Insufficient or poor-quality sleep during adolescence increases by up to 50 percent the risk of developing multiple sclerosis in later life, a study cited by UPI found.

"We found that if you sleep too little or have poor sleep in adolescence, the risk of developing multiple sclerosis later is up to 50 percent," said study leader Dr. Anna Karin Hedström, senior researcher in the Department of Clinical Neurology at the Institute Karolinska in Stockholm, Sweden.

Multiple sclerosis (MS) is a neurodegenerative disease that attacks the central nervous system.

The Multiple Sclerosis Society of America says that sleep disorders, including insomnia, too much sleep, narcolepsy, and sleep apnea, are more common in patients with the disease than in healthy patients.

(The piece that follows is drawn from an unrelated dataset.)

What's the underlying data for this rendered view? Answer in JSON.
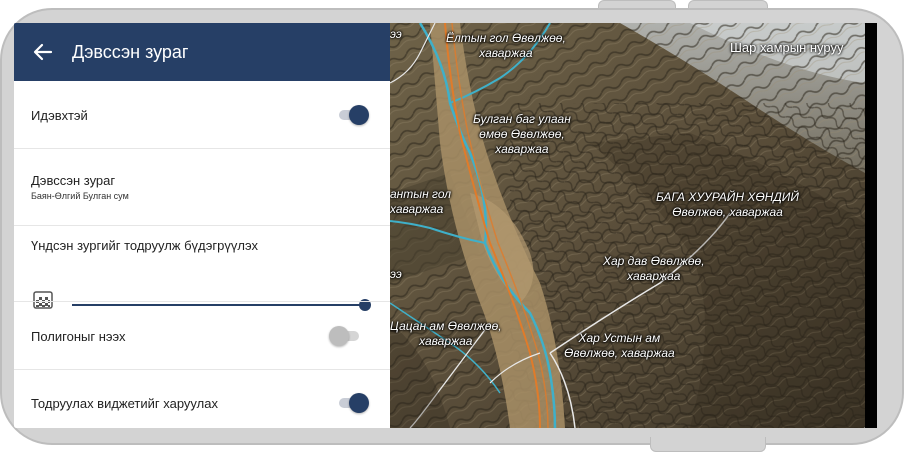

Dr. Hedstrom's team's study involved 2,100 older adults with MS and 3,200 randomly selected healthy older adults aged 70 years and older.

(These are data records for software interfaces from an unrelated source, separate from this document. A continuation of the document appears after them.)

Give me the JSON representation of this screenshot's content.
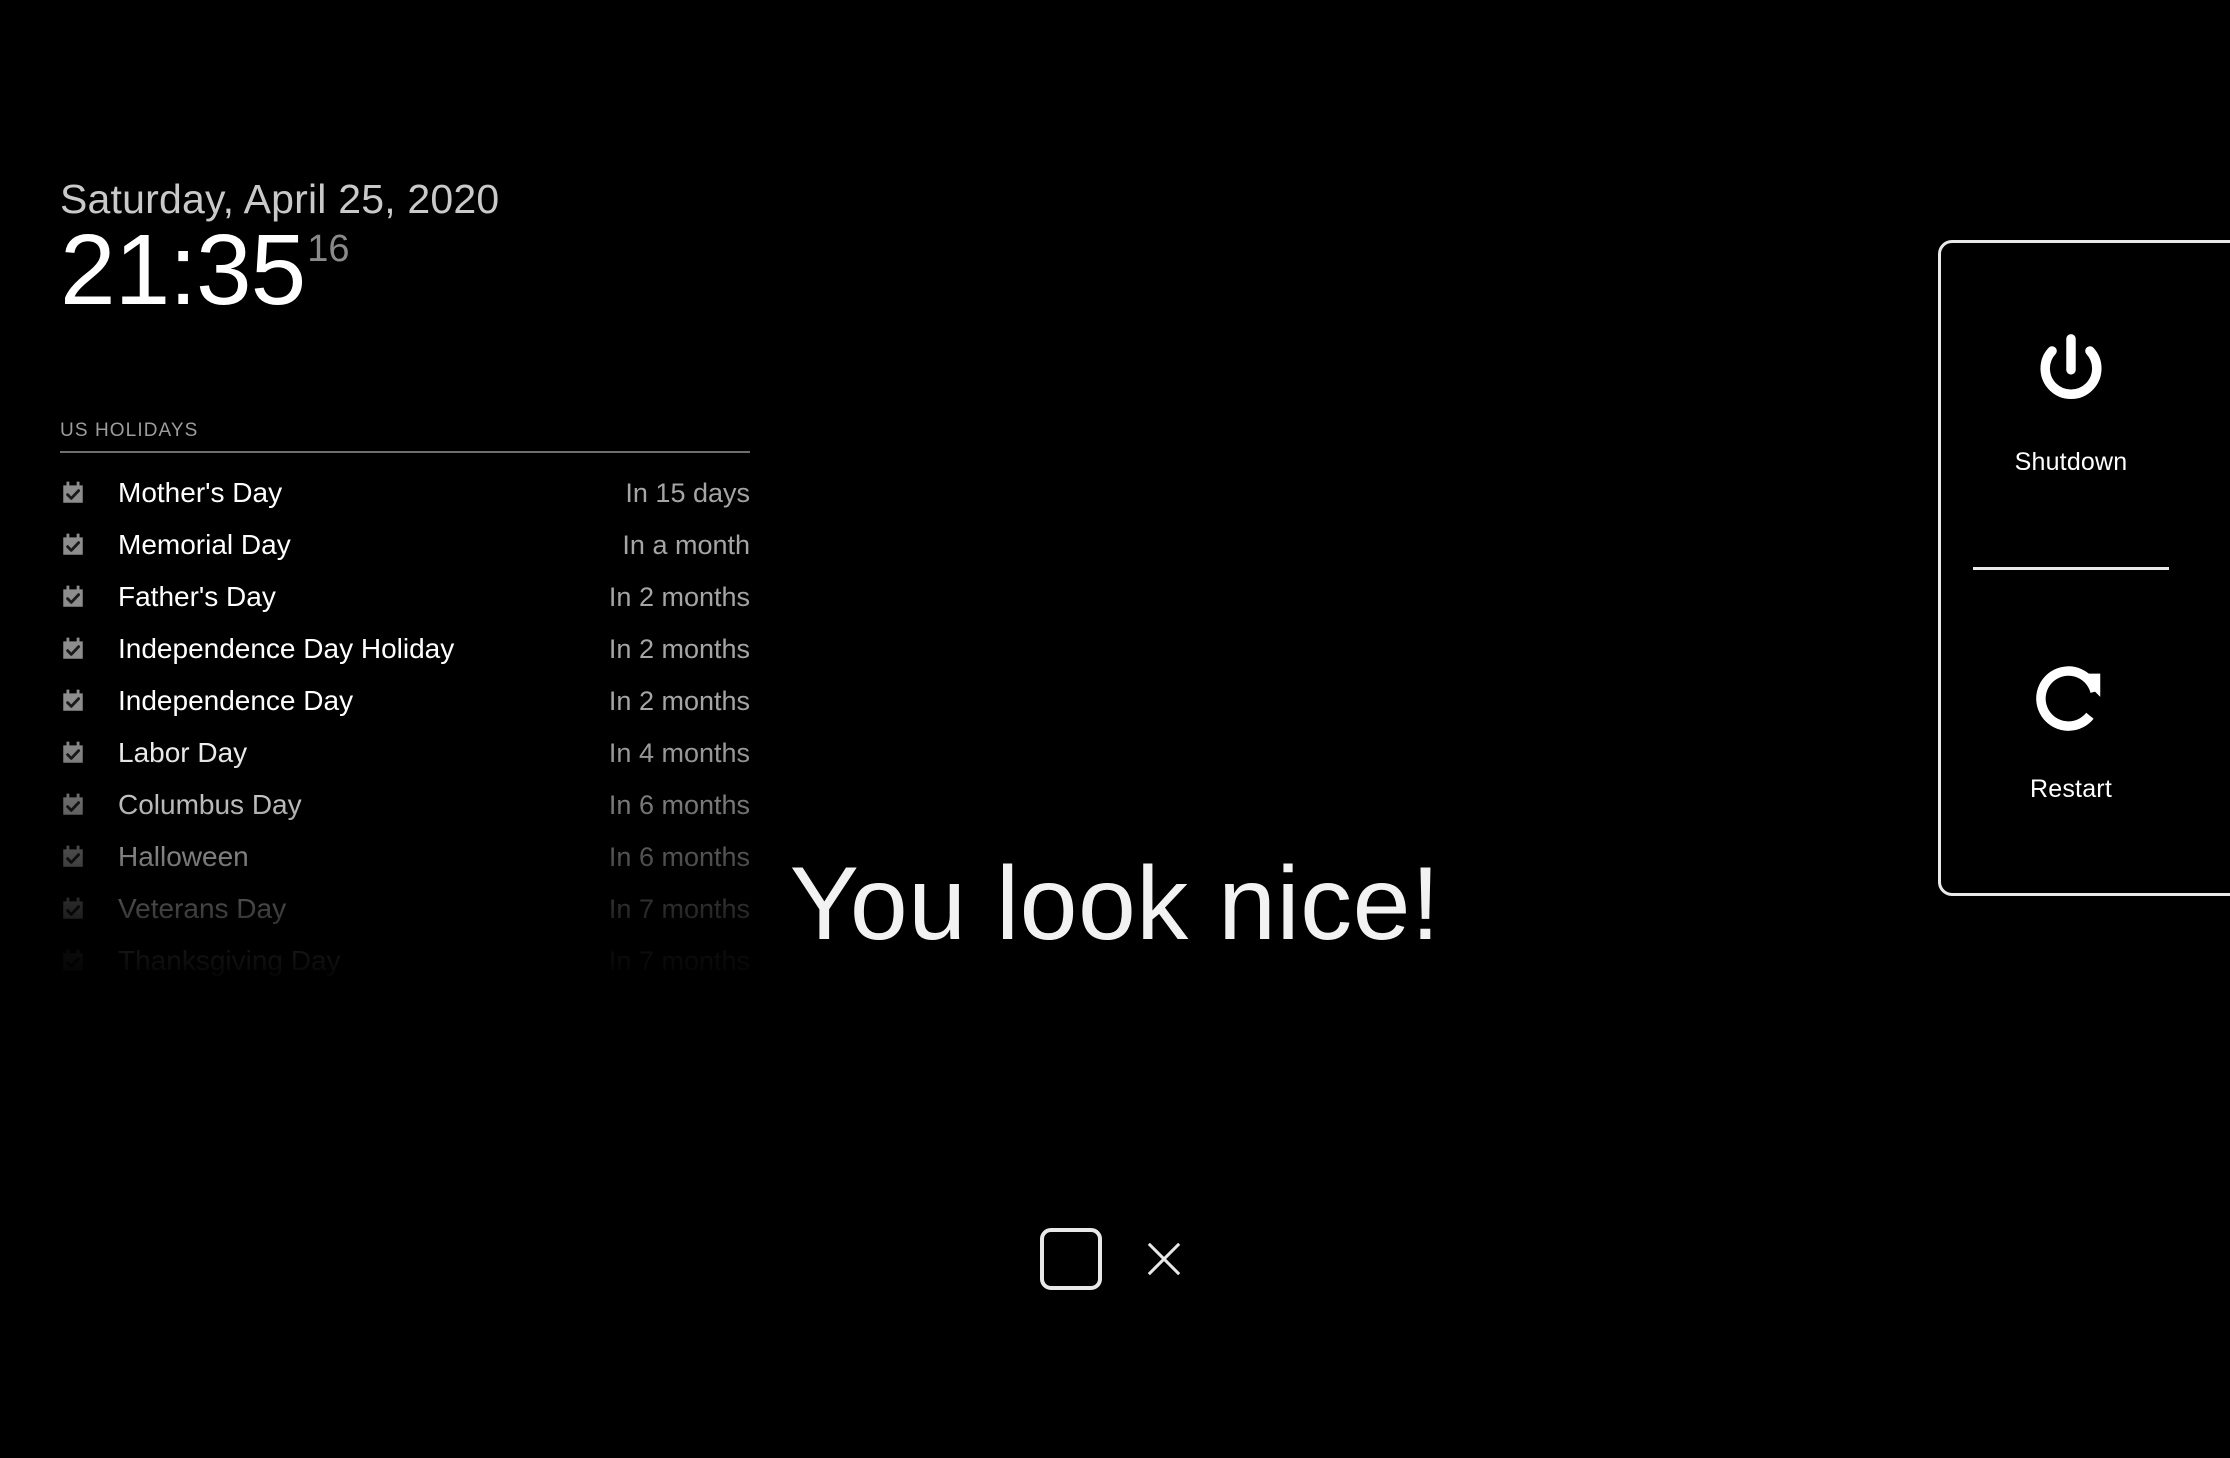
{
  "clock": {
    "date": "Saturday, April 25, 2020",
    "time": "21:35",
    "seconds": "16"
  },
  "holidays": {
    "title": "US Holidays",
    "icon": "calendar-check-icon",
    "items": [
      {
        "name": "Mother's Day",
        "when": "In 15 days"
      },
      {
        "name": "Memorial Day",
        "when": "In a month"
      },
      {
        "name": "Father's Day",
        "when": "In 2 months"
      },
      {
        "name": "Independence Day Holiday",
        "when": "In 2 months"
      },
      {
        "name": "Independence Day",
        "when": "In 2 months"
      },
      {
        "name": "Labor Day",
        "when": "In 4 months"
      },
      {
        "name": "Columbus Day",
        "when": "In 6 months"
      },
      {
        "name": "Halloween",
        "when": "In 6 months"
      },
      {
        "name": "Veterans Day",
        "when": "In 7 months"
      },
      {
        "name": "Thanksgiving Day",
        "when": "In 7 months"
      }
    ]
  },
  "greeting": {
    "message": "You look nice!"
  },
  "window_controls": {
    "maximize_icon": "rounded-square-icon",
    "close_icon": "close-x-icon"
  },
  "power_panel": {
    "shutdown": {
      "label": "Shutdown",
      "icon": "power-icon"
    },
    "restart": {
      "label": "Restart",
      "icon": "refresh-clockwise-icon"
    }
  },
  "colors": {
    "background": "#000000",
    "primary_text": "#ffffff",
    "secondary_text": "#a5a5a5",
    "muted_text": "#9d9d9d",
    "date_text": "#c9c9c9",
    "seconds_text": "#8a8a8a",
    "rule": "#6e6e6e",
    "panel_border": "#e9e9e9"
  }
}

The participants filled out surveys about their sleep quality between the ages of 15 and 19, and none of them had been diagnosed with MS, adds BTA.